        Not that it can only be determined ex post. Fiscal and monetary policies are not substitutes for one another, as one can directly effect demand while the other is a “let’s hope this works how we want it to” approach. And finally, there is no necessary connection between fiscal and monetary policy. CBs can set their rates at whatever they feel like, without regard for fiscal variables.

        Whilst the sound money proponents in the AMI camp wish administrate sovereign fiat by an unresponsive non democratic board and then let the fur fly.

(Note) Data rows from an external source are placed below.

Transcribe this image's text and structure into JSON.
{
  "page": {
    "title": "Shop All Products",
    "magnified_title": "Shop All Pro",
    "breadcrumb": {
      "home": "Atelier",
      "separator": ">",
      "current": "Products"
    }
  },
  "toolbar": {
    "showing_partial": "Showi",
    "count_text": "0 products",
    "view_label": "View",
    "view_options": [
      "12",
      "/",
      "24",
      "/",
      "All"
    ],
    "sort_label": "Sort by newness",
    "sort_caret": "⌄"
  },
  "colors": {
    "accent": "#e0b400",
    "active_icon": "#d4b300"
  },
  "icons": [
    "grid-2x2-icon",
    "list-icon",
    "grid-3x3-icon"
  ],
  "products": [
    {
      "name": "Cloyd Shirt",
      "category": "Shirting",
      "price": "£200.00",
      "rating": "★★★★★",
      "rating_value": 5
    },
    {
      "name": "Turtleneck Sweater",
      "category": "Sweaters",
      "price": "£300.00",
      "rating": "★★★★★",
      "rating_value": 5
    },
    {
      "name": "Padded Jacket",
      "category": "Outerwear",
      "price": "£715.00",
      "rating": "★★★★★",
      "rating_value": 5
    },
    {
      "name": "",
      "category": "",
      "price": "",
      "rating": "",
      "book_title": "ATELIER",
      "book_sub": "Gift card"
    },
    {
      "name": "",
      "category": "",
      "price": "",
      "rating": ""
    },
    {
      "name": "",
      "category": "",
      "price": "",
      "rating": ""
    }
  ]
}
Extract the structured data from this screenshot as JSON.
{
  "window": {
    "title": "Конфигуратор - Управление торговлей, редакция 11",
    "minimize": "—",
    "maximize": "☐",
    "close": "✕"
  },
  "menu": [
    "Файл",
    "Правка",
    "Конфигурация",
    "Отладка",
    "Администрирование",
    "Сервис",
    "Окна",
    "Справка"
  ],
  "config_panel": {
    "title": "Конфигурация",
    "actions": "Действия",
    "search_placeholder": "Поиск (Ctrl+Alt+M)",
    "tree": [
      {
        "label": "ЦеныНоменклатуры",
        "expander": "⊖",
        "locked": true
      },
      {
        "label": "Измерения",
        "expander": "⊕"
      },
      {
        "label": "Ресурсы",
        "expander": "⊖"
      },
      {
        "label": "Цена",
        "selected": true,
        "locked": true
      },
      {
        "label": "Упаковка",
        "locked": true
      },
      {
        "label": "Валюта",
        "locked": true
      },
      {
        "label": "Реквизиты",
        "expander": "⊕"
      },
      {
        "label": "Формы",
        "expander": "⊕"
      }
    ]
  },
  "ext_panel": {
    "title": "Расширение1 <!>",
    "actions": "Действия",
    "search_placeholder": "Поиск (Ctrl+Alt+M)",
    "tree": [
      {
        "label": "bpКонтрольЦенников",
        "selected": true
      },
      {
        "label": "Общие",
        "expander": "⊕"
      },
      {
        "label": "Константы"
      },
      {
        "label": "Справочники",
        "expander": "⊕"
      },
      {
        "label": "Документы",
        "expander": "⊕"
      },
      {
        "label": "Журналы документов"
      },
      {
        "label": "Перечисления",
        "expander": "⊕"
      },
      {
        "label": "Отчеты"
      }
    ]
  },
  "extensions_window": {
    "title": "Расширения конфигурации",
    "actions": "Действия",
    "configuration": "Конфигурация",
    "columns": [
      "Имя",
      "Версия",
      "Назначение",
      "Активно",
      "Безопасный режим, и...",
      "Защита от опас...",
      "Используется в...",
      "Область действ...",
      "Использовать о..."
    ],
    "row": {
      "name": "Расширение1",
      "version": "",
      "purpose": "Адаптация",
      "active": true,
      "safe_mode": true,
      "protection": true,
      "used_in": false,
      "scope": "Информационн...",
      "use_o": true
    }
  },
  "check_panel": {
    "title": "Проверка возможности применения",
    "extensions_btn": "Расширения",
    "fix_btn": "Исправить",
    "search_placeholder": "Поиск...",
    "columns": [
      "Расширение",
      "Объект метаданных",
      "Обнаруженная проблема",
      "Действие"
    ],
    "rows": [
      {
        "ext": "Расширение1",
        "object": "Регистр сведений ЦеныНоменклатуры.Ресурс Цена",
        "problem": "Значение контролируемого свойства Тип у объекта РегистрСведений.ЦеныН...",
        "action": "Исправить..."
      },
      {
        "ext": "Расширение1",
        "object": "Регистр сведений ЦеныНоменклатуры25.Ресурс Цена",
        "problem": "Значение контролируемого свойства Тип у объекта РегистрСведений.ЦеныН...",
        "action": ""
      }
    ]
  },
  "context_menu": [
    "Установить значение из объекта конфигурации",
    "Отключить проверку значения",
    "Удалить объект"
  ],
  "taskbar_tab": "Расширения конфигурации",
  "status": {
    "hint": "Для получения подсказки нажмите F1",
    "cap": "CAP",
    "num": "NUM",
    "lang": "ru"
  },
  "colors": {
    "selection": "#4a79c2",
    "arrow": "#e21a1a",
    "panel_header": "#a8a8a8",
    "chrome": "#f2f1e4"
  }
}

    • Kingsley Lewis, in this sentence PK seems to me to be relying on ‘Loanable Funds Theory’ thinking – “The question then becomes one of tradeoffs: would the things the government could buy with a higher deficit be worth the lost private investment due to a higher interest rate? ” He assumes an increase in the government deficit causes an increase in interest rates. Why?

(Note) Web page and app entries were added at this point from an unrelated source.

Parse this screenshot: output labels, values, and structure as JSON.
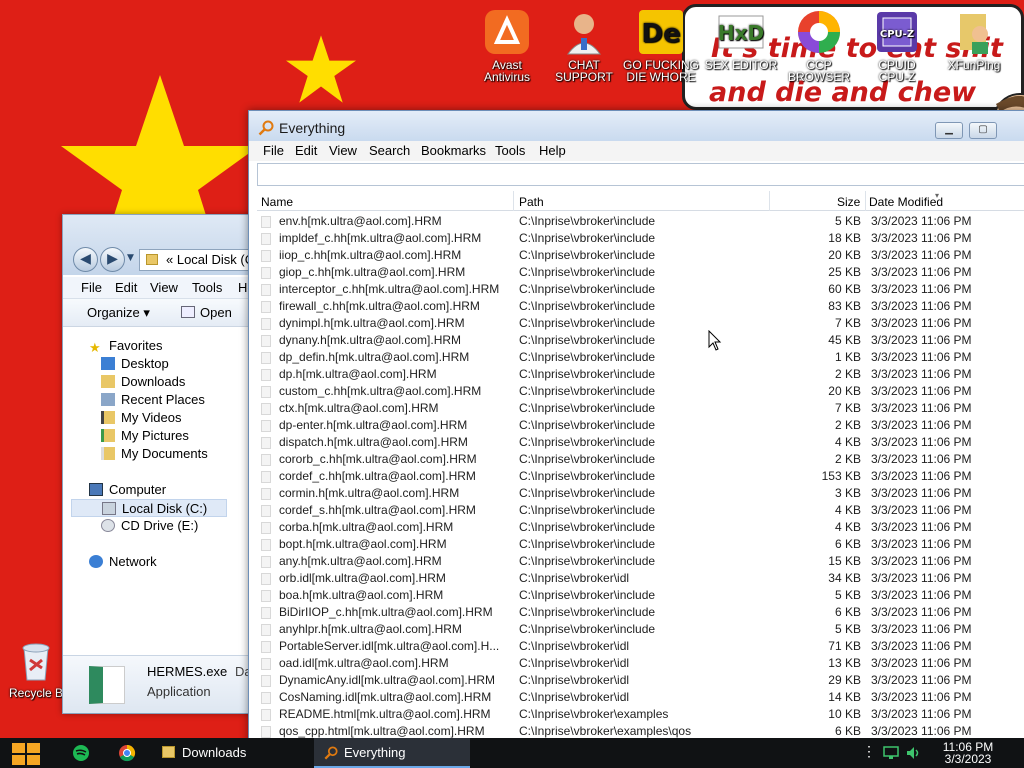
{
  "desktop": {
    "icons": [
      {
        "line1": "Avast",
        "line2": "Antivirus"
      },
      {
        "line1": "CHAT",
        "line2": "SUPPORT"
      },
      {
        "line1": "GO FUCKING",
        "line2": "DIE WHORE"
      },
      {
        "line1": "SEX EDITOR",
        "line2": ""
      },
      {
        "line1": "CCP",
        "line2": "BROWSER"
      },
      {
        "line1": "CPUID",
        "line2": "CPU-Z"
      },
      {
        "line1": "XFunPing",
        "line2": ""
      },
      {
        "line1": "Recycle B",
        "line2": ""
      }
    ],
    "sign": {
      "line1": "It's time to eat shit",
      "line2": "and die and chew"
    }
  },
  "explorer": {
    "address": "« Local Disk (C",
    "menu": [
      "File",
      "Edit",
      "View",
      "Tools",
      "He"
    ],
    "toolbar": {
      "organize": "Organize ▾",
      "open": "Open"
    },
    "tree": {
      "favorites": "Favorites",
      "desktop": "Desktop",
      "downloads": "Downloads",
      "recent": "Recent Places",
      "videos": "My Videos",
      "pictures": "My Pictures",
      "documents": "My Documents",
      "computer": "Computer",
      "local_disk": "Local Disk (C:)",
      "cd_drive": "CD Drive (E:)",
      "network": "Network"
    },
    "details": {
      "name": "HERMES.exe",
      "extra": "Da",
      "type": "Application"
    }
  },
  "everything": {
    "title": "Everything",
    "menu": [
      "File",
      "Edit",
      "View",
      "Search",
      "Bookmarks",
      "Tools",
      "Help"
    ],
    "search_value": "",
    "columns": {
      "name": "Name",
      "path": "Path",
      "size": "Size",
      "date": "Date Modified"
    },
    "rows": [
      {
        "name": "env.h[mk.ultra@aol.com].HRM",
        "path": "C:\\Inprise\\vbroker\\include",
        "size": "5 KB",
        "date": "3/3/2023 11:06 PM"
      },
      {
        "name": "impldef_c.hh[mk.ultra@aol.com].HRM",
        "path": "C:\\Inprise\\vbroker\\include",
        "size": "18 KB",
        "date": "3/3/2023 11:06 PM"
      },
      {
        "name": "iiop_c.hh[mk.ultra@aol.com].HRM",
        "path": "C:\\Inprise\\vbroker\\include",
        "size": "20 KB",
        "date": "3/3/2023 11:06 PM"
      },
      {
        "name": "giop_c.hh[mk.ultra@aol.com].HRM",
        "path": "C:\\Inprise\\vbroker\\include",
        "size": "25 KB",
        "date": "3/3/2023 11:06 PM"
      },
      {
        "name": "interceptor_c.hh[mk.ultra@aol.com].HRM",
        "path": "C:\\Inprise\\vbroker\\include",
        "size": "60 KB",
        "date": "3/3/2023 11:06 PM"
      },
      {
        "name": "firewall_c.hh[mk.ultra@aol.com].HRM",
        "path": "C:\\Inprise\\vbroker\\include",
        "size": "83 KB",
        "date": "3/3/2023 11:06 PM"
      },
      {
        "name": "dynimpl.h[mk.ultra@aol.com].HRM",
        "path": "C:\\Inprise\\vbroker\\include",
        "size": "7 KB",
        "date": "3/3/2023 11:06 PM"
      },
      {
        "name": "dynany.h[mk.ultra@aol.com].HRM",
        "path": "C:\\Inprise\\vbroker\\include",
        "size": "45 KB",
        "date": "3/3/2023 11:06 PM"
      },
      {
        "name": "dp_defin.h[mk.ultra@aol.com].HRM",
        "path": "C:\\Inprise\\vbroker\\include",
        "size": "1 KB",
        "date": "3/3/2023 11:06 PM"
      },
      {
        "name": "dp.h[mk.ultra@aol.com].HRM",
        "path": "C:\\Inprise\\vbroker\\include",
        "size": "2 KB",
        "date": "3/3/2023 11:06 PM"
      },
      {
        "name": "custom_c.hh[mk.ultra@aol.com].HRM",
        "path": "C:\\Inprise\\vbroker\\include",
        "size": "20 KB",
        "date": "3/3/2023 11:06 PM"
      },
      {
        "name": "ctx.h[mk.ultra@aol.com].HRM",
        "path": "C:\\Inprise\\vbroker\\include",
        "size": "7 KB",
        "date": "3/3/2023 11:06 PM"
      },
      {
        "name": "dp-enter.h[mk.ultra@aol.com].HRM",
        "path": "C:\\Inprise\\vbroker\\include",
        "size": "2 KB",
        "date": "3/3/2023 11:06 PM"
      },
      {
        "name": "dispatch.h[mk.ultra@aol.com].HRM",
        "path": "C:\\Inprise\\vbroker\\include",
        "size": "4 KB",
        "date": "3/3/2023 11:06 PM"
      },
      {
        "name": "cororb_c.hh[mk.ultra@aol.com].HRM",
        "path": "C:\\Inprise\\vbroker\\include",
        "size": "2 KB",
        "date": "3/3/2023 11:06 PM"
      },
      {
        "name": "cordef_c.hh[mk.ultra@aol.com].HRM",
        "path": "C:\\Inprise\\vbroker\\include",
        "size": "153 KB",
        "date": "3/3/2023 11:06 PM"
      },
      {
        "name": "cormin.h[mk.ultra@aol.com].HRM",
        "path": "C:\\Inprise\\vbroker\\include",
        "size": "3 KB",
        "date": "3/3/2023 11:06 PM"
      },
      {
        "name": "cordef_s.hh[mk.ultra@aol.com].HRM",
        "path": "C:\\Inprise\\vbroker\\include",
        "size": "4 KB",
        "date": "3/3/2023 11:06 PM"
      },
      {
        "name": "corba.h[mk.ultra@aol.com].HRM",
        "path": "C:\\Inprise\\vbroker\\include",
        "size": "4 KB",
        "date": "3/3/2023 11:06 PM"
      },
      {
        "name": "bopt.h[mk.ultra@aol.com].HRM",
        "path": "C:\\Inprise\\vbroker\\include",
        "size": "6 KB",
        "date": "3/3/2023 11:06 PM"
      },
      {
        "name": "any.h[mk.ultra@aol.com].HRM",
        "path": "C:\\Inprise\\vbroker\\include",
        "size": "15 KB",
        "date": "3/3/2023 11:06 PM"
      },
      {
        "name": "orb.idl[mk.ultra@aol.com].HRM",
        "path": "C:\\Inprise\\vbroker\\idl",
        "size": "34 KB",
        "date": "3/3/2023 11:06 PM"
      },
      {
        "name": "boa.h[mk.ultra@aol.com].HRM",
        "path": "C:\\Inprise\\vbroker\\include",
        "size": "5 KB",
        "date": "3/3/2023 11:06 PM"
      },
      {
        "name": "BiDirIIOP_c.hh[mk.ultra@aol.com].HRM",
        "path": "C:\\Inprise\\vbroker\\include",
        "size": "6 KB",
        "date": "3/3/2023 11:06 PM"
      },
      {
        "name": "anyhlpr.h[mk.ultra@aol.com].HRM",
        "path": "C:\\Inprise\\vbroker\\include",
        "size": "5 KB",
        "date": "3/3/2023 11:06 PM"
      },
      {
        "name": "PortableServer.idl[mk.ultra@aol.com].H...",
        "path": "C:\\Inprise\\vbroker\\idl",
        "size": "71 KB",
        "date": "3/3/2023 11:06 PM"
      },
      {
        "name": "oad.idl[mk.ultra@aol.com].HRM",
        "path": "C:\\Inprise\\vbroker\\idl",
        "size": "13 KB",
        "date": "3/3/2023 11:06 PM"
      },
      {
        "name": "DynamicAny.idl[mk.ultra@aol.com].HRM",
        "path": "C:\\Inprise\\vbroker\\idl",
        "size": "29 KB",
        "date": "3/3/2023 11:06 PM"
      },
      {
        "name": "CosNaming.idl[mk.ultra@aol.com].HRM",
        "path": "C:\\Inprise\\vbroker\\idl",
        "size": "14 KB",
        "date": "3/3/2023 11:06 PM"
      },
      {
        "name": "README.html[mk.ultra@aol.com].HRM",
        "path": "C:\\Inprise\\vbroker\\examples",
        "size": "10 KB",
        "date": "3/3/2023 11:06 PM"
      },
      {
        "name": "qos_cpp.html[mk.ultra@aol.com].HRM",
        "path": "C:\\Inprise\\vbroker\\examples\\qos",
        "size": "6 KB",
        "date": "3/3/2023 11:06 PM"
      }
    ]
  },
  "taskbar": {
    "tasks": [
      {
        "label": "Downloads"
      },
      {
        "label": "Everything"
      }
    ],
    "clock": {
      "time": "11:06 PM",
      "date": "3/3/2023"
    }
  }
}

      Well, maybe he assumes the Fed will always raise its interest rate target to try to counteract expansionary fiscal policy. But that is not always true even if not at the ‘zero lower bound’. And even if it was always true, it doesn’t necessarily follow that a somewhat higher interest rate target will always reduce private investment, especially in the case of expected increases of demand.

      Or maybe (I think probably), he assumes fiscal deficits must always be accompanied by debt issuance by the Treasury and that those bond sales will always reduce the amount of ‘loanable funds’ left in the economy and that will cause interest rates to rise through a market mechanism. Which is what he has often written in the past (and which totally relies on loanable funds theory of interest rates). And which is very wrong, at least according to MMT.

      I didn’t think Stephanie Kelton was unclear or muddled at all. I think Paul Krugman is right when he says “The problem is that I don’t understand her arguments at all.” And the reason he can’t understand is that he is locked into some prior assumptions about how the modern monetary economy works. Some of which are based on a gold standard way of thinking and do not apply at this time, and some of which were always wrong. So he tries to fit MMT arguments into these prior assumptions and finds they don’t fit. But then instead of checking to see if what MMT says fits the actual economy we have, or questioning his prior assumptions, he either rejects it or says it is not understandable. Well, he will probably never understand it if he won’t consider that some of his prior assumptions could be wrong.

    • I agree that the loanable funds argument has nothing to do with the K v K argument. The reason, strikes me, is that monetarily sovereign governments do not borrow commercial bank created money when they borrow: they only borrow base money.

  5. Krugman failed to learn anything from his debate with Steve Keen

  6. Seeing those venerable professors – who are always so proud of their unfailing scientific methods, and so prompt in castigating those who hang onto their own outdated theories – try so pitifully to refute perfectly sound arguments is a sobering experience.

  7. I stand with Arthur C. Clarke:
    “The goal of the future is full unemployment, so we can play. That’s why we have to destroy the present politico-economic system.”
    Economists who laud full employment have the wrong goal. Economists should be ignored when making public policy.

Sorry, the comment form is closed at this time.

Blog at
Entries and Comments feeds.